Speaking of Rockband, it takes me to my next point: Games that inhabit a physical space. What was once only possible in arcades, games these days can make use of special peripherals to enhance playing them. From the instruments in Rockband, to simulators that allow you to use USB pedals and steering wheels. Unfortunately, games that make use of your legs don’t work that well for people who are handicapped in this regard. My right leg and foot are permanently damaged due to issues from birth, and I can’t use it to control pedals or do demanding physical activity.
This is where offering different forms of controlling a game can be useful; such as letting someone play a racing game with a gamepad. What’s important to remember about building concessions like these into your games is that it’s not about making something to give someone an advantage or be 1 to 1 equal with your regular gameplay, it’s about providing someone with an alternative that will allow them to enjoy your game.
With everything we’ve talked about, I’m sure there is one question on your mind: “Why don’t more games have accessibility options?” The answer is unfortunately not a good one.
The General Audience:
When it comes to making a popular video game on the AAA market, it’s always about appealing to the most people as possible. We’ve talked about this several times in the past when it comes to the straight while male protagonist, but it also applies here. People who suffer from auditory, vision or motor-based disabilities are the minority when it comes to who titles are designed around.
Every part of a video game costs time and money, and many developers and publishers try to keep costs as low as possible; this means not working on anything that would only benefit a minority of players. We do see exceptions to this, with a lot of them coming from the Indie market and sometimes having close captioning in AAA titles.
The big problem though is that every game is different, from how it’s designed to how it was coded and of course the game engine used. Being able to provide color blind accessibility in one game, doesn’t mean that every game will work the same way. Because of this, a lot of games have their accessibility options designed from scratch, which again means time and money spent.

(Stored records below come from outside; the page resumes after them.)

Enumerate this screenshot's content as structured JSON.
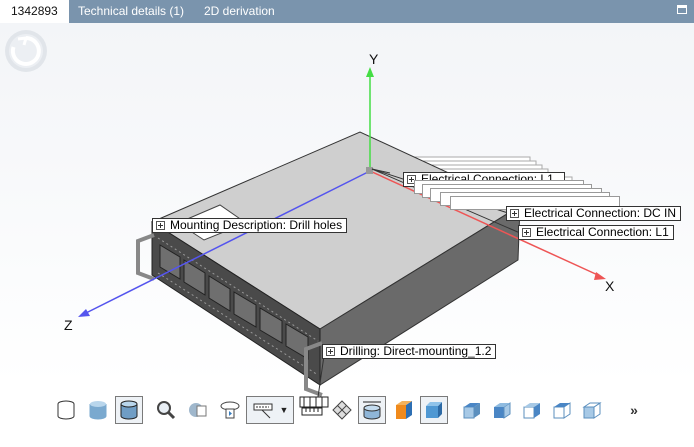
{
  "tabs": [
    {
      "label": "1342893",
      "active": true
    },
    {
      "label": "Technical details (1)",
      "active": false
    },
    {
      "label": "2D derivation",
      "active": false
    }
  ],
  "axes": {
    "x": "X",
    "y": "Y",
    "z": "Z"
  },
  "labels": {
    "mounting": "Mounting Description: Drill holes",
    "elec_dc": "Electrical Connection: DC IN",
    "elec_l1": "Electrical Connection: L1",
    "elec_stack": "Electrical Connection: L1",
    "drilling": "Drilling: Direct-mounting_1.2"
  },
  "toolbar": {
    "more": "»"
  },
  "colors": {
    "tabbar": "#7a94ad",
    "axis_x": "#ee5555",
    "axis_y": "#44dd44",
    "axis_z": "#5555ee",
    "box_top": "#cfcfcf",
    "box_front": "#555555"
  },
  "icons": [
    "sync-logo-icon",
    "cylinder-wire-icon",
    "cylinder-shaded-icon",
    "cylinder-solid-icon",
    "zoom-icon",
    "section-icon",
    "rotate-icon",
    "label-dropdown-icon",
    "measure-icon",
    "mesh-icon",
    "dimension-icon",
    "color-cube-icon",
    "view-front-icon",
    "view-iso-1-icon",
    "view-iso-2-icon",
    "view-iso-3-icon",
    "view-iso-4-icon",
    "view-iso-5-icon"
  ]
}
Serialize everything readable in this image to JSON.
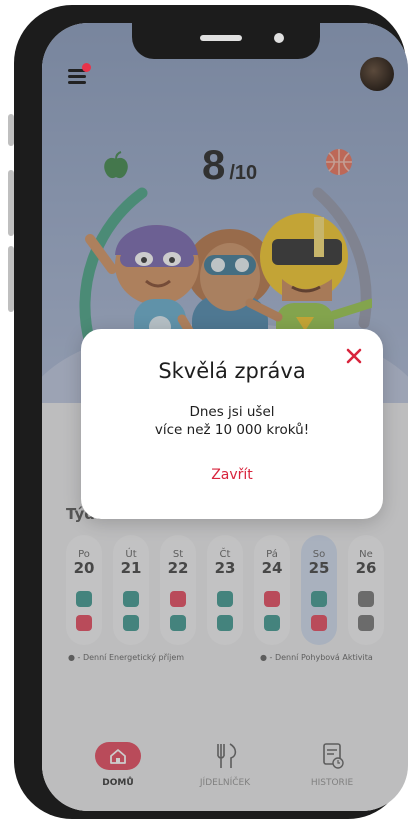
{
  "header": {
    "score_value": "8",
    "score_max": "/10",
    "menu_icon": "hamburger-menu-icon",
    "avatar_icon": "user-avatar"
  },
  "week": {
    "title": "Týden hodnocení",
    "days": [
      {
        "name": "Po",
        "num": "20"
      },
      {
        "name": "Út",
        "num": "21"
      },
      {
        "name": "St",
        "num": "22"
      },
      {
        "name": "Čt",
        "num": "23"
      },
      {
        "name": "Pá",
        "num": "24"
      },
      {
        "name": "So",
        "num": "25"
      },
      {
        "name": "Ne",
        "num": "26"
      }
    ],
    "legend_energy": "- Denní Energetický příjem",
    "legend_activity": "- Denní Pohybová Aktivita"
  },
  "modal": {
    "title": "Skvělá zpráva",
    "message_line1": "Dnes jsi ušel",
    "message_line2": "více než 10 000 kroků!",
    "action_label": "Zavřít"
  },
  "nav": {
    "home_label": "DOMŮ",
    "menu_label": "JÍDELNÍČEK",
    "history_label": "HISTORIE"
  },
  "colors": {
    "accent": "#e23a50",
    "status_green": "#2e8f86",
    "status_red": "#e23a50",
    "status_gray": "#6b6b6b"
  }
}
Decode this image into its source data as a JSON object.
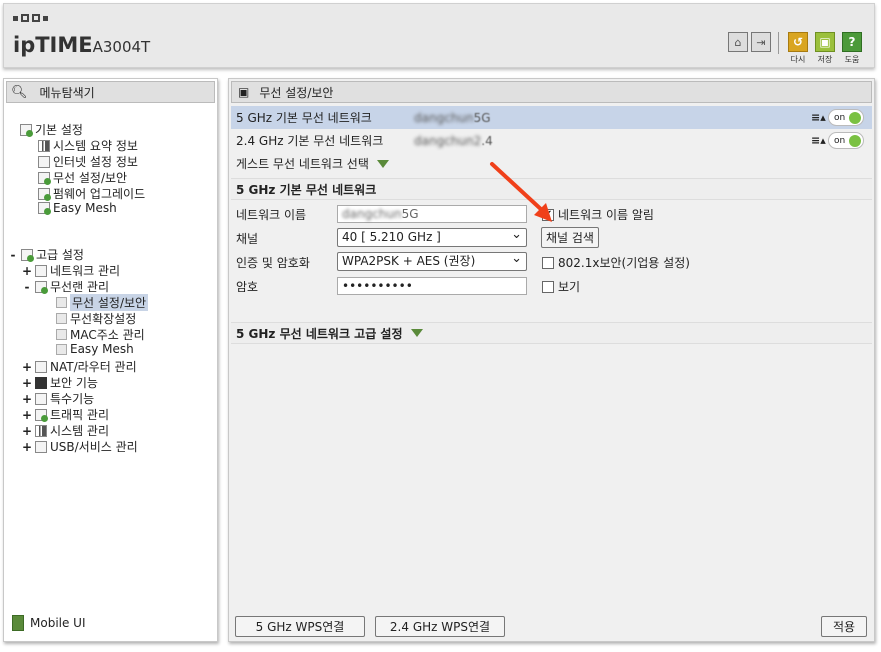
{
  "header": {
    "brand": "ipTIME",
    "model": "A3004T",
    "buttons": {
      "home": "home-icon",
      "logout": "logout-icon",
      "redo_label": "다시",
      "save_label": "저장",
      "help_label": "도움"
    },
    "colors": {
      "redo": "#d9a521",
      "save": "#9bc03c",
      "help": "#4c9a3a"
    }
  },
  "sidebar": {
    "title": "메뉴탐색기",
    "basic": {
      "label": "기본 설정",
      "items": [
        "시스템 요약 정보",
        "인터넷 설정 정보",
        "무선 설정/보안",
        "펌웨어 업그레이드",
        "Easy Mesh"
      ]
    },
    "advanced": {
      "label": "고급 설정",
      "items": [
        {
          "pm": "+",
          "label": "네트워크 관리"
        },
        {
          "pm": "-",
          "label": "무선랜 관리"
        }
      ],
      "wireless_sub": [
        "무선 설정/보안",
        "무선확장설정",
        "MAC주소 관리",
        "Easy Mesh"
      ],
      "more": [
        {
          "pm": "+",
          "label": "NAT/라우터 관리"
        },
        {
          "pm": "+",
          "label": "보안 기능"
        },
        {
          "pm": "+",
          "label": "특수기능"
        },
        {
          "pm": "+",
          "label": "트래픽 관리"
        },
        {
          "pm": "+",
          "label": "시스템 관리"
        },
        {
          "pm": "+",
          "label": "USB/서비스 관리"
        }
      ]
    },
    "mobile": "Mobile UI"
  },
  "main": {
    "title": "무선 설정/보안",
    "networks": [
      {
        "label": "5 GHz 기본 무선 네트워크",
        "ssid_blur": "dangchun",
        "ssid_suffix": "5G",
        "toggle": "on"
      },
      {
        "label": "2.4 GHz 기본 무선 네트워크",
        "ssid_blur": "dangchun2",
        "ssid_suffix": ".4",
        "toggle": "on"
      }
    ],
    "guest_label": "게스트 무선 네트워크 선택",
    "section_5g": "5 GHz 기본 무선 네트워크",
    "form": {
      "ssid_label": "네트워크 이름",
      "ssid_blur": "dangchun",
      "ssid_suffix": "5G",
      "broadcast_label": "네트워크 이름 알림",
      "channel_label": "채널",
      "channel_value": "40 [ 5.210 GHz ]",
      "channel_search": "채널 검색",
      "auth_label": "인증 및 암호화",
      "auth_value": "WPA2PSK + AES (권장)",
      "dot1x_label": "802.1x보안(기업용 설정)",
      "password_label": "암호",
      "password_value": "••••••••••",
      "show_label": "보기"
    },
    "advanced_5g": "5 GHz 무선 네트워크 고급 설정",
    "footer": {
      "wps5": "5 GHz WPS연결",
      "wps24": "2.4 GHz WPS연결",
      "apply": "적용"
    }
  }
}
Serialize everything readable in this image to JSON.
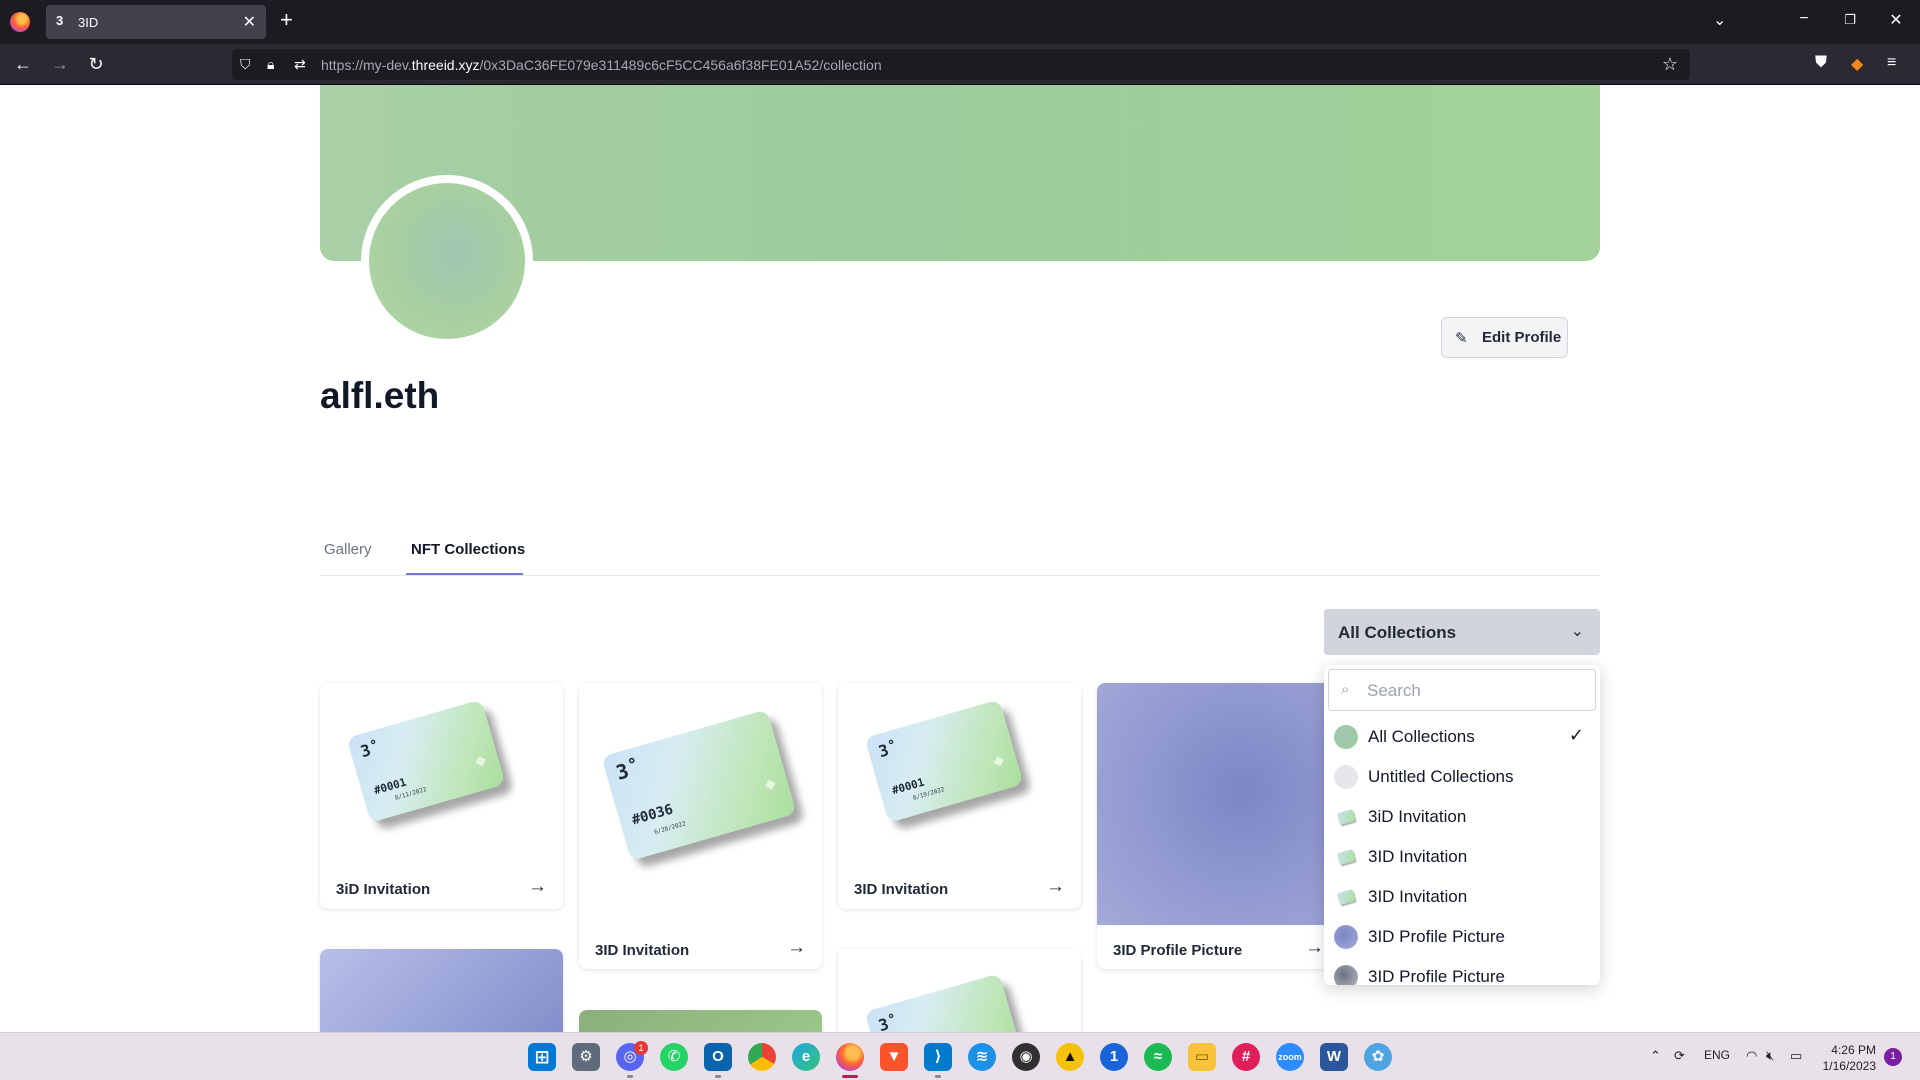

For smaller studios, they may literally not have it in the budget to do anything else than working on the main gameplay and design of a title. Issues of players with disabilities are not high enough on the priority list compared to actually getting the game finished; again, we are talking about a minority of the overall consumer base. As already mentioned, there are currently no standard implementation practices for covering people with disabilities in a video game; everything is on a game by game basis.
For game designers, it’s important to think about how accessible your game will be and to try to downplay decisions that would directly prevent people from playing. Finally, sometimes a game will simply not be accessible to people by its design and there is nothing the designer can do to change that. Not every game has to/can be 100% accessible to everyone, but a good first step is to pay attention to your design and try to avoid elements that explicitly impact people with disabilities.
For another very informative resource on game accessibility, I was given a link to this Game Accessibility Guide.